The Walt Disney Company has scrapped plans to open an employee campus in Lake Nona and move more than 2,000 employees from California to Florida.
Over the past two years or so, Disney’s plans to build a creative employee campus in Lake Nona have been rocky. In June 2021, The Walt Disney Company announced the relocation of 2,000 employees from Anaheim to Lake Nona. The plan initially received pushback from employees who were given little to no say in their relocation. Some employees left; others transitioned into roles that would not require relocation. By March 2022, the plan had become controversial given political tensions between Disney and Florida Governor Ron DeSantis. DeSantis signed a bill removing Disney’s self-governing authority over its 40-square-mile property. This bill goes into effect in June 2023.
Tensions with DeSantis continue to rise. In April, DeSantis announced plans to subject Disney to ride inspection regulations. In attempts to protect itself, Disney sued DeSantis and a five-member board for what the company referred to as “a targeted campaign of government retaliation.” In the lawsuit filed in the U.S. District Court for the Northern District of Florida, Disney accused DeSantis of weaponizing government power against it in retaliation for expressing a political viewpoint. In their complaint, Disney said that “In America, the government cannot punish you for speaking your mind.” Disney had criticized the Parental Rights in Education law (“Don’t Say Gay”) which prohibits discussion sexual orientation and gender identity for students.

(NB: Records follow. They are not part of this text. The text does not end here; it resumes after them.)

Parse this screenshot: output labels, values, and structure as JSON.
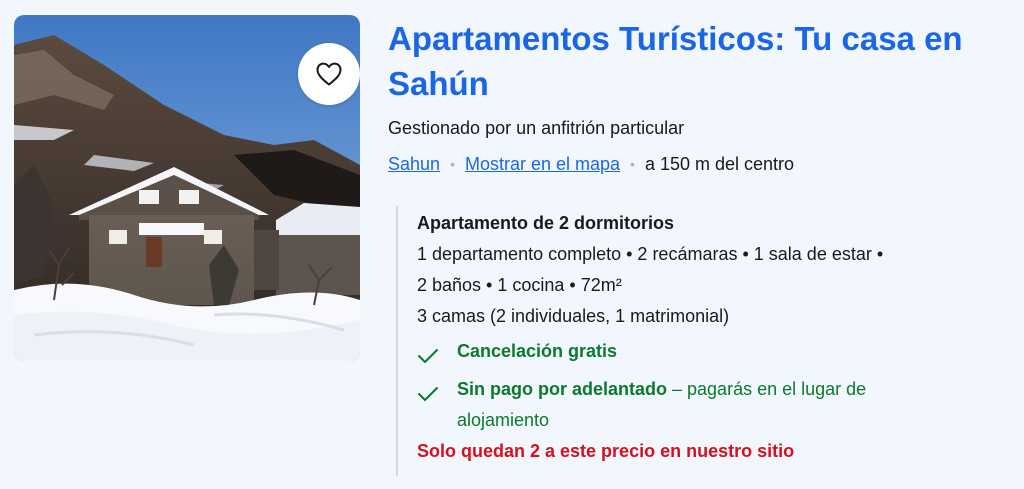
{
  "listing": {
    "title": "Apartamentos Turísticos: Tu casa en Sahún",
    "managed_by": "Gestionado por un anfitrión particular",
    "location": {
      "town_link": "Sahun",
      "map_link": "Mostrar en el mapa",
      "distance": "a 150 m del centro"
    },
    "favorite_icon": "heart-outline-icon",
    "photo_description_icon": "photo"
  },
  "unit": {
    "title": "Apartamento de 2 dormitorios",
    "specs_line1": "1 departamento completo • 2 recámaras • 1 sala de estar •",
    "specs_line2": "2 baños • 1 cocina • 72m²",
    "beds": "3 camas (2 individuales, 1 matrimonial)"
  },
  "perks": {
    "cancellation": "Cancelación gratis",
    "no_prepay_bold": "Sin pago por adelantado",
    "no_prepay_rest_line1": " – pagarás en el lugar de",
    "no_prepay_rest_line2": "alojamiento"
  },
  "scarcity": "Solo quedan 2 a este precio en nuestro sitio",
  "colors": {
    "link_blue": "#1a66e6",
    "success_green": "#0b7a2e",
    "alert_red": "#d4111e",
    "background": "#f2f6fd"
  }
}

On a conference call with analysts earlier this month, Robert A. Iger, Disney’s chief executive rhetorically said, “Does the state want us to invest more, employ more people, and pay more taxes, or not?” The planned investment was on the line.
Around Mid-May, Iger and Josh D’Amaro, Disney’s theme park and products chairman, officially pulled the plug on the plan. In an email, D’Amaro told employees that the company had decided not to move forward with the Orlando campus, citing “new leadership and changing business conditions” as the catalyst. D’Amaro said employees who already moved to Florida will be able to stay or relocate back to California given the cancelation of the project.
While D’Amaro’s memo did not mention DeSantis directly, The New York Times reports that people briefed on the decision said that Disney’s dispute with DeSantis “figured prominently” in the decision to cancel the project.
According to The New York Times, a spokesperson for DeSantis said in an email: “Disney announced the possibility of a Lake Nona campus nearly two years ago. Nothing ever came of the project, and the state was unsure whether it would come to fruition. Given the company’s financial straits, falling market cap and declining stock price, it is unsurprising that they would restructure their business operations and cancel unsuccessful ventures.”
The project would have brought more than 2,000 jobs to the Orlando/Lake Nona area with an average salary of $120,000. The project was estimated to cost anywhere from $864 million to $1.3 billion. Disney still hopes to invest $17 billion in Florida over the next 10 years, potentially creating about 13,000 jobs.
Disney communications and Tavistock did not respond to our request for comment.